13. Simulators. It is important that maintenance and flight simulators are available to train the customer ground crew and aircrew. Based on the contract between the IAF and HAL, ADA did develop maintenance simulators. With the flight simulators, however, it was a strange story. While the ASR did envisage the requirement of a simulator before deployment, no such development was undertaken. Along with the contract for supply of aircraft, funds were allocated by the Government of India for a simulator to be built by HAL on ‘Build, Operate and Maintain’ (BOM) basis. This was a new concept and years were lost in deciding whether funding would be on the capital route or on the revenue route. As a result there would be no representative flight simulator available for use by the customer aircrew. The situation will be aggravated by the non availability of a trainer variant of the aircraft in the required time frame.
14. Operating Infrastructure. Infrastructure necessary for operating the aircraft has to be created at the intended base of operation, well in time for deployment. Although the requirement was projected well in time procedural delays have ensured that the work on ground is yet to start.
15. Professional Program Management. It is inconceivable that a program of this complexity can be run efficiently without the assistance of professional program managers who constantly advice the technocrat leadership. This would avoid a large number of issues cropping up at random, the thread being lost and the same issues cropping up again months later with little progress having been made! Critical path has to be continually identified and attended to. Cost and time overruns have to be tracked by professional program managers using powerful software. Only then can the customer be given a viable timeframe for deployment to enable his planning process. If he has to repeatedly throttle back, he will lose interest and look for alternatives. And that would be a tragedy for aeronautics in this country!
16. Tejas is a wonderful flying machine. It deserved to be in squadron service years ago. Remedial action on many of the shortcomings commented upon, if implemented even now, will favorably impact timelines for IOC and FOC of the Tejas Mk 1 aircraft. Favorable impact on Tejas Mk 2 and other future programs will be enormous.

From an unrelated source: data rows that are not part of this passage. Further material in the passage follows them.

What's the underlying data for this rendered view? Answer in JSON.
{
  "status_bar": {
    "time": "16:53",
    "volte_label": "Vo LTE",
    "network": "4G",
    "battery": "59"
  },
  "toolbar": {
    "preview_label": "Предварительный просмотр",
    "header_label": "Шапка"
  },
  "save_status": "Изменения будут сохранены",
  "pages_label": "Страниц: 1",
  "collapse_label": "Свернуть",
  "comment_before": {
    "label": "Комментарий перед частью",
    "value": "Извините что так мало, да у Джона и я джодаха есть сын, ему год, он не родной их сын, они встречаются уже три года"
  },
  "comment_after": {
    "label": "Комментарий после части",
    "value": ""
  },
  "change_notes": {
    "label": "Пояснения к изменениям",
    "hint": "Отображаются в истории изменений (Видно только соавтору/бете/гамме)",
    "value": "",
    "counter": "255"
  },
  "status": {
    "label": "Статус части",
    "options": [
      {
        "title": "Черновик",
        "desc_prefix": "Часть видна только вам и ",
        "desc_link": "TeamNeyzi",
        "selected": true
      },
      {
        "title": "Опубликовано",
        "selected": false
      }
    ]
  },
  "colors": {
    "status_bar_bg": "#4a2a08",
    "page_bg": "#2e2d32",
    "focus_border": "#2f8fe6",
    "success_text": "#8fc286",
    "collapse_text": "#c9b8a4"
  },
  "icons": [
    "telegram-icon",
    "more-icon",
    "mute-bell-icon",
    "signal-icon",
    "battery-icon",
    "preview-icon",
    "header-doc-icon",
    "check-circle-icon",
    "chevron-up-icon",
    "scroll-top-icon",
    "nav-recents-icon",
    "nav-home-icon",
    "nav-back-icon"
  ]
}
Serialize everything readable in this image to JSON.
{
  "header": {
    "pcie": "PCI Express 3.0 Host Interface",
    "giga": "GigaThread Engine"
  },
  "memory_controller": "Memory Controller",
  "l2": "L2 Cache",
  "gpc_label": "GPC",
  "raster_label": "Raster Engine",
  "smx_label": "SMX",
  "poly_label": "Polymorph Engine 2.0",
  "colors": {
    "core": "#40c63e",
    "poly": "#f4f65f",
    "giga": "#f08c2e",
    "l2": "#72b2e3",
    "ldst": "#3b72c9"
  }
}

Air Cmde KA Muthana, VSM, was commissioned in the fighter stream of Indian Air Force on 11 June 1981. He is a graduate of the Indian Air Force Test Pilots School. His on job experience as a test pilot include that of being the Jaguar Projects Pilot at Aircraft and Systems Testing Establishment in Bangalore, Chief Test Pilot at HAL’s Nasik facility, Project Pilot with Sukhoi-30 MKI Project Team at Moscow, Russia and Director of Aircraft Upgrade at IAF HQ, New Delhi. He has been heading the National Flight Test Centre as Project Director (Flight Test) at ADA, Bangalore since 01 July 2011. This paper was presented at [PDF[ the 2013 Aero India Seminar earlier this month and is re-posted here.